**on average 800g heavier than the SL7**or Emonda SLR9, and test on

**average 2.4% faster aerodynamically**.

According to testing of Germany Cycling Magazine "Roadbike", the fastest bike they have tested (Cannondale SystemSix), and a Bike that Tour Magazine has tested to be just a little faster than the SL7 (the Canyon Aeroad was tested at 209W vs the 210W of the SL7), is 7 Watts in the frame alone (at 45kph, again, I doubt this is comparable to 45kph outdoors.) 69 Watts for the Cannondale, 76 Watts for the Canyon. That seems to be in line with the results of Tour.

*Where to save aero drag?*

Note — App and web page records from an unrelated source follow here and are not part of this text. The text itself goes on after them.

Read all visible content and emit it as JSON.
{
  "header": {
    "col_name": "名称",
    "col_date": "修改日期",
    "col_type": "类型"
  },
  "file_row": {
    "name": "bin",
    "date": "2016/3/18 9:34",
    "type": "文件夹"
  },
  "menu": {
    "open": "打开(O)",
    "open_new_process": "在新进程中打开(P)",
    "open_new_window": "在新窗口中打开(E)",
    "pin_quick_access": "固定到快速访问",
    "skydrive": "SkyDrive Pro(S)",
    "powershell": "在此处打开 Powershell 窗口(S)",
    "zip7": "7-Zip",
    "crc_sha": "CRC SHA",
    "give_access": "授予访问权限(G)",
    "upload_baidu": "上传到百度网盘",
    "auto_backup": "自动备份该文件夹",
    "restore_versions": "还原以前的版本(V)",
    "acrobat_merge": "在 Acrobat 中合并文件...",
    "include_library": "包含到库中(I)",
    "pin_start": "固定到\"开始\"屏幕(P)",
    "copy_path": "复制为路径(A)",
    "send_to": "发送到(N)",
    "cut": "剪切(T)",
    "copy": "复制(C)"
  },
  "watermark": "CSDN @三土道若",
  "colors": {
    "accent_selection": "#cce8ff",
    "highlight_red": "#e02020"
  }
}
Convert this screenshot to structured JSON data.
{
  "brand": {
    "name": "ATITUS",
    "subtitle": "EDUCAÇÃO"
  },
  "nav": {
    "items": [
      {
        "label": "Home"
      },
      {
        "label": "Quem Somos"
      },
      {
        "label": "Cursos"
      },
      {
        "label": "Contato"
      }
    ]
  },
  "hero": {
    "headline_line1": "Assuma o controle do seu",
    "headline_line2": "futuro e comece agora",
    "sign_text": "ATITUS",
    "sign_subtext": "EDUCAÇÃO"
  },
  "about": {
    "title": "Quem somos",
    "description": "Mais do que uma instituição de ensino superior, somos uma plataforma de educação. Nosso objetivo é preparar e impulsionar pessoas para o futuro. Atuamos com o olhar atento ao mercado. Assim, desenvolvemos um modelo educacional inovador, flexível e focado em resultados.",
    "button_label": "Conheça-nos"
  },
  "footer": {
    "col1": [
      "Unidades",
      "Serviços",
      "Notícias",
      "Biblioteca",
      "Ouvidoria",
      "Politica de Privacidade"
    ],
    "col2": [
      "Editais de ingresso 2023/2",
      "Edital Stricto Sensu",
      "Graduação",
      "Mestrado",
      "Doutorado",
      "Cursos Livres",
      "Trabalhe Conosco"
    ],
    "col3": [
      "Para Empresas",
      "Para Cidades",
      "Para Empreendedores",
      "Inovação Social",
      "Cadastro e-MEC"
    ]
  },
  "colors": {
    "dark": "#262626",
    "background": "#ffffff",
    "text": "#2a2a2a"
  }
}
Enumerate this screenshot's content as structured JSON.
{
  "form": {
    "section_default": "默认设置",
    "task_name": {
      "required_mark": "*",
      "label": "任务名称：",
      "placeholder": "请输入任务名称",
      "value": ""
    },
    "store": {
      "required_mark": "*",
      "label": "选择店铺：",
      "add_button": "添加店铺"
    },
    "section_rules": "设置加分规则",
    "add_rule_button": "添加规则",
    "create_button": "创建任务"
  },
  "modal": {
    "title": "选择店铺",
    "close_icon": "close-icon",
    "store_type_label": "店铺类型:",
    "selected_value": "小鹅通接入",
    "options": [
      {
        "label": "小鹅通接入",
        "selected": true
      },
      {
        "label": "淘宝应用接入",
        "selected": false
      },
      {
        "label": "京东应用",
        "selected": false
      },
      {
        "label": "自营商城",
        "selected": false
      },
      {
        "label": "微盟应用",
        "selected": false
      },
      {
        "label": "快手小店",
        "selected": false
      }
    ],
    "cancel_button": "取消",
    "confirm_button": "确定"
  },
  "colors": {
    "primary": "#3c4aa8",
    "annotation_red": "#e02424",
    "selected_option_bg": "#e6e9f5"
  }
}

The general rule goes, over 80% of aerodynamic drag is created by the rider, so a better position, a skin suit and such will likely yield the best results. Also, savings made at the front of the bike will be to much greater effect, than those on the rear. Aero front wheel with slim enough tire, an aero cockpit, a slim head tube etc. are likely the greatest aero of savings.

On this forum, I once so numbers posted that are allegedly from Cervelo. They quantify the potential savings that can be made in certain areas of a road bike. I can't varify their legitimacy. But here they are anyway:

**Handlebar: 30% Frontwheel: 16% Frame: 16% Fork: 9% Bottles: 9% Drivetrain: 9%, Rear wheel: 5% Brakes 5% Seatpost: 1%**

Regardless of how accurate these numbers are, I believe them in that regard, that they take into account, that a pedaling rider obstructs the air flow, so that things like the seatpost offer minimal saving potential. Also, bottles are taken into account, which I think is often neglected in the design of aero frames (my eyes say it's neglected on the SL7 for example).

**Conclusion of Weight v Aero.**

There will be an incredible amount of inaccuracy and lack of understanding of physics in all this. That's why I don't want this to be:" here are the facts, take them as they are!" But much rather: "this is my understanding and what I found, let's have a chat if you like."

From the data I have gathered, the advantage that the fastest all out aero bike (Cannondale SytsemSix/Cervelo S5, Factor One) has in terms of aero drag over the lightest aero bikes (SW SL7), is slightly larger (2.4%), than the weight/ rolling resistance advantage (under 2% in a best case scenario of the entire system) the lighter bike has. So even at speeds slow enough, that aerodynamics only make up 50% of total resistance (usually quoted as "over 6% gradient", under 18kph), the aero advantage will outweigh the weight advantage. Even at these small margins.

**Does any of this matter?**

Not really. The differences in Watts between aero climbing bikes and aero non-climbing bikes should be around 1% of total power output. Not really anything to get crazy about. I mean, we aren't comparing ultra-WW climbing bikes with zero focus on aero vs the most aero built with no focus on weight, but we are comparing super-light very aero with very-light super aero.

The real conclusion probably should be, you can't really go wrong with either of the bikes. Buy what feels best for you, what you get along with, what is most fun, and what gets you out riding the most.

However, what I have also learnt for myself is, that a light-weight aero bike is NOT the fastest everywhere, as companies like to claim, but the all out aerobike is likely still the fastest option pretty much everywhere. In the case of Specialized, the "one bike to rule them all" is likely called S-Works Venge.

Edit: The reason this is so focused on the SL7 is NOT to talk bad about that bike. Quite the opposite, actually. The SL7 is probably the "most aero 6.8kg bike" there is, and there is quite a lot of data that exists on it already. Could be applied to any other lightweight aero bike (or however you want to call it), with slight alterations on data.